PROMPT → Every line holding the string "name" should be copied from the listing.

THE DATA →
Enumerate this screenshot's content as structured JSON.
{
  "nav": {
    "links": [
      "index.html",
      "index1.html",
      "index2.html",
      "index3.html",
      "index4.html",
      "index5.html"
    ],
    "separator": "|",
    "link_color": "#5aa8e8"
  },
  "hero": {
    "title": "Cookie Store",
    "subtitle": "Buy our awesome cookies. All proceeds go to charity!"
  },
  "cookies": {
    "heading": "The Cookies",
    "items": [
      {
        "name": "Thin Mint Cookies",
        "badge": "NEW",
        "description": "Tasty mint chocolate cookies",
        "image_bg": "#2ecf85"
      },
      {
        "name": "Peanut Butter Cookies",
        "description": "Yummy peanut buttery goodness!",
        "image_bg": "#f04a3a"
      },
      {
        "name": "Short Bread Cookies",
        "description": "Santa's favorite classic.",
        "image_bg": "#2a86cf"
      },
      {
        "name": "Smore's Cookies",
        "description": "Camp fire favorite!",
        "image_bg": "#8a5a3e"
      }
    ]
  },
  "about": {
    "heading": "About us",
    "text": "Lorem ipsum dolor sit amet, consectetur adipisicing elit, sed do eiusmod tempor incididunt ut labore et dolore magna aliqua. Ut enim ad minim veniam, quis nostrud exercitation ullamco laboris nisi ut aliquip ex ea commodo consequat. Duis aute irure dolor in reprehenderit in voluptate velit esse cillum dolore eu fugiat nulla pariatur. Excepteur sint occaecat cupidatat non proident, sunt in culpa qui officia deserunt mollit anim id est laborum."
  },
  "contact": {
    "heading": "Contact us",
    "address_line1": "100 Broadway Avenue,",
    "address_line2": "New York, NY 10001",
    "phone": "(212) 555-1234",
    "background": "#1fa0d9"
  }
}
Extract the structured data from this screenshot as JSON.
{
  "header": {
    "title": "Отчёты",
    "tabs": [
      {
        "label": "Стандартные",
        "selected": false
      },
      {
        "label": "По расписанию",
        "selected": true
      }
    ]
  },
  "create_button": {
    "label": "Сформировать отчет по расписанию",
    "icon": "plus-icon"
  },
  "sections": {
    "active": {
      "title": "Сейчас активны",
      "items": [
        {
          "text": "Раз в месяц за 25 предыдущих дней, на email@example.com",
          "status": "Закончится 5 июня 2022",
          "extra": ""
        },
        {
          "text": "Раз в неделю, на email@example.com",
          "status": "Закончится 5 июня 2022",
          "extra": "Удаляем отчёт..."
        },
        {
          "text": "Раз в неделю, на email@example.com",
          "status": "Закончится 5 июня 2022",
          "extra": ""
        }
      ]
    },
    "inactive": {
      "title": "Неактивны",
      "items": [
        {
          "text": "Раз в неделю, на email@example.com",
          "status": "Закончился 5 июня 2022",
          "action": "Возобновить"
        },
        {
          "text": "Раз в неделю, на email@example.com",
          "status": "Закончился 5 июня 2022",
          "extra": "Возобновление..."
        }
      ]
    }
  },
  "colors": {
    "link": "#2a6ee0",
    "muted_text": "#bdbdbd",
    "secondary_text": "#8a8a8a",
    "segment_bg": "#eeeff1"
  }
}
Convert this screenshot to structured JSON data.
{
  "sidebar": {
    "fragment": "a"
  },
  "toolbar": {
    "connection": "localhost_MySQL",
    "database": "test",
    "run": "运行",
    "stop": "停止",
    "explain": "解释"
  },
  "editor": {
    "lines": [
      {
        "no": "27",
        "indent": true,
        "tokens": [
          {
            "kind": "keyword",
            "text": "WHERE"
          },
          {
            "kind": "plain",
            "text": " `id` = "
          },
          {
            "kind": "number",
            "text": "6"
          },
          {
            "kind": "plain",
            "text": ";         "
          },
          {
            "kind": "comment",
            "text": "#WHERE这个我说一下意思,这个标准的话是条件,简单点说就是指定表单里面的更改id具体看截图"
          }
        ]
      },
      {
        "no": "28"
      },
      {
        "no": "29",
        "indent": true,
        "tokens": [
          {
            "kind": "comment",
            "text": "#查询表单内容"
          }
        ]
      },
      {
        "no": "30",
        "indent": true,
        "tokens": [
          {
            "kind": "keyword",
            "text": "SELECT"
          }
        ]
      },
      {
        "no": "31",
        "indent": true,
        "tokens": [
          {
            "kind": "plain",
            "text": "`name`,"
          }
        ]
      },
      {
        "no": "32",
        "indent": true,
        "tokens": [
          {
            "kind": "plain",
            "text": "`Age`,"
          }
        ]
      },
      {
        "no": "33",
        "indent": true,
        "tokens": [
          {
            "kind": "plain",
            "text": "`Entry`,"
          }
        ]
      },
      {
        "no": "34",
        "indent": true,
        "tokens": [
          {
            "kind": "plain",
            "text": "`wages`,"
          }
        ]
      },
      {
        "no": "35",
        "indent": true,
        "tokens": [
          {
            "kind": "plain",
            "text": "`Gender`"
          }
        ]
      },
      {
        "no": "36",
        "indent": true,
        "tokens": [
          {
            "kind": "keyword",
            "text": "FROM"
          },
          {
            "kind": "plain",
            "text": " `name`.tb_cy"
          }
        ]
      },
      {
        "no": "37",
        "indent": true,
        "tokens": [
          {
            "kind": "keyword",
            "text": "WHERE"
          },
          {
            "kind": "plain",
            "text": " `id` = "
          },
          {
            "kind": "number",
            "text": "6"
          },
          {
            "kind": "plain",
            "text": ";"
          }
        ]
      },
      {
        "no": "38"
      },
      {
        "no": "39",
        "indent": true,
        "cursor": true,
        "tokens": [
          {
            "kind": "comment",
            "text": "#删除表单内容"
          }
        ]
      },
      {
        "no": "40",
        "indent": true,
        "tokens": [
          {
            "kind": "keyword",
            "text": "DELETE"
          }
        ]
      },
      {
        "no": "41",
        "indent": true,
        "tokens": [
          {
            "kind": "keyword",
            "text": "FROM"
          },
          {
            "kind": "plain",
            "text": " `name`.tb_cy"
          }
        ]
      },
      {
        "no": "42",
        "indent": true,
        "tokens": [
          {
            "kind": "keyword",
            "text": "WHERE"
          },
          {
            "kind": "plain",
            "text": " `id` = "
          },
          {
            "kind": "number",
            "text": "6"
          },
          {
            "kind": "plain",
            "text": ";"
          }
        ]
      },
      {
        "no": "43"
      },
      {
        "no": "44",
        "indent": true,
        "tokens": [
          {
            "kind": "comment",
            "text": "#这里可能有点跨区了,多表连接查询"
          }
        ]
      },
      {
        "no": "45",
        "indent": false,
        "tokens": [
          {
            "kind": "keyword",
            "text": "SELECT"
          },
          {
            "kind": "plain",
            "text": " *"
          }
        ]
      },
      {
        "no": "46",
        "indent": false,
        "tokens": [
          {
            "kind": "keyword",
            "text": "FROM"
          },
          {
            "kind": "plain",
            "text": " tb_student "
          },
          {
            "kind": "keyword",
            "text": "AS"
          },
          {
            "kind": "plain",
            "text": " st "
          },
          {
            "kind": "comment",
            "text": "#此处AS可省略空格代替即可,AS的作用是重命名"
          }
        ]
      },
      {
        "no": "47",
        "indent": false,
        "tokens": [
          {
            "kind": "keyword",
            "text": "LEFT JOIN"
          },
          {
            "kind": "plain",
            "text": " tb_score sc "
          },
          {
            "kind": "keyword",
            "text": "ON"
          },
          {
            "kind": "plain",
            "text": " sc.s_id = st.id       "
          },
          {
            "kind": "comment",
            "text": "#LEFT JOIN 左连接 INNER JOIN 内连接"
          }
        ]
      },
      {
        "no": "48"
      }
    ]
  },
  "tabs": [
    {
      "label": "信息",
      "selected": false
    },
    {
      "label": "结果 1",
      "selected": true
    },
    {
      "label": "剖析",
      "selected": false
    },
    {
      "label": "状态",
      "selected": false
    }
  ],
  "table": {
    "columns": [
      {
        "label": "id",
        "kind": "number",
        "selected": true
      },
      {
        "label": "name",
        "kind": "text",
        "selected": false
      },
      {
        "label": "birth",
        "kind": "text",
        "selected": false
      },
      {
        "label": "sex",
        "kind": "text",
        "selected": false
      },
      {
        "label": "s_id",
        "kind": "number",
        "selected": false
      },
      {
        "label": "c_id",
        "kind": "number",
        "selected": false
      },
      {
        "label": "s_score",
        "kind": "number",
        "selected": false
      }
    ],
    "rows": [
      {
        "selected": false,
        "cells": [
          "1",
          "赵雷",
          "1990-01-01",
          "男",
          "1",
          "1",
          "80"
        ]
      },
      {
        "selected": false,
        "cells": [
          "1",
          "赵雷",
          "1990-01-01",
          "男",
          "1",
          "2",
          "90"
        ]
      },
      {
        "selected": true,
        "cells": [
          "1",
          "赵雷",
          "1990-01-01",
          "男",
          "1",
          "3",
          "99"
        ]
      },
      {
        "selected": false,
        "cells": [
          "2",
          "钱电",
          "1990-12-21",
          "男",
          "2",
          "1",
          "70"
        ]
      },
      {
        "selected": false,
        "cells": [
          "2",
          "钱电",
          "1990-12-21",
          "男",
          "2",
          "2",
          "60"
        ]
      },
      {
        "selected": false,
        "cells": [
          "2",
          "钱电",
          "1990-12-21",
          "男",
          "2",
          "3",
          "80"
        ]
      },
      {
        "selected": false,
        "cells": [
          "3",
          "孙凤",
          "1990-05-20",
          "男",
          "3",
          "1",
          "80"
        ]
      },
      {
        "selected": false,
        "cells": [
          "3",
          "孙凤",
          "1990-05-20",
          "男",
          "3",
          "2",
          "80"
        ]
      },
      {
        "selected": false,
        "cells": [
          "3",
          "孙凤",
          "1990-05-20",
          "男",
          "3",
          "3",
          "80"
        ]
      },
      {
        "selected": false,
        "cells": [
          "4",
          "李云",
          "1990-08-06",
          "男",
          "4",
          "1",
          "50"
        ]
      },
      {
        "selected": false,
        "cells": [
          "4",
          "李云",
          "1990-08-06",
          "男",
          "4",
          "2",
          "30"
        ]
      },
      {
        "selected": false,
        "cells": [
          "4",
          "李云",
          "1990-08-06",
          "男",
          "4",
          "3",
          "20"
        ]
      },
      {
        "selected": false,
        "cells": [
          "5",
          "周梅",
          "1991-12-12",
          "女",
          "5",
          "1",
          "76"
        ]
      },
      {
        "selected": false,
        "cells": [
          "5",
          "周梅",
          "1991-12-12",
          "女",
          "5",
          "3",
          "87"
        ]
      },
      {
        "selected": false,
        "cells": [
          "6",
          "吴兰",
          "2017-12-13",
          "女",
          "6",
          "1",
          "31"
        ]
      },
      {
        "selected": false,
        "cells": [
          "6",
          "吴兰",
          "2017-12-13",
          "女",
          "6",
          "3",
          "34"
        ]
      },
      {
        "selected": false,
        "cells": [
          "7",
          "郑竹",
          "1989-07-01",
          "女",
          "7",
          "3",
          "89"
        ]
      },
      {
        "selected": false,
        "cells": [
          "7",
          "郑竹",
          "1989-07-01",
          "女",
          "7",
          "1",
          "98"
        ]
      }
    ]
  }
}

TASK OUTPUT →
        "name": "Thin Mint Cookies",
        "name": "Peanut Butter Cookies",
        "name": "Short Bread Cookies",
        "name": "Smore's Cookies",
            "text": "`name`,"
            "text": " `name`.tb_cy"
            "text": " `name`.tb_cy"
        "label": "name",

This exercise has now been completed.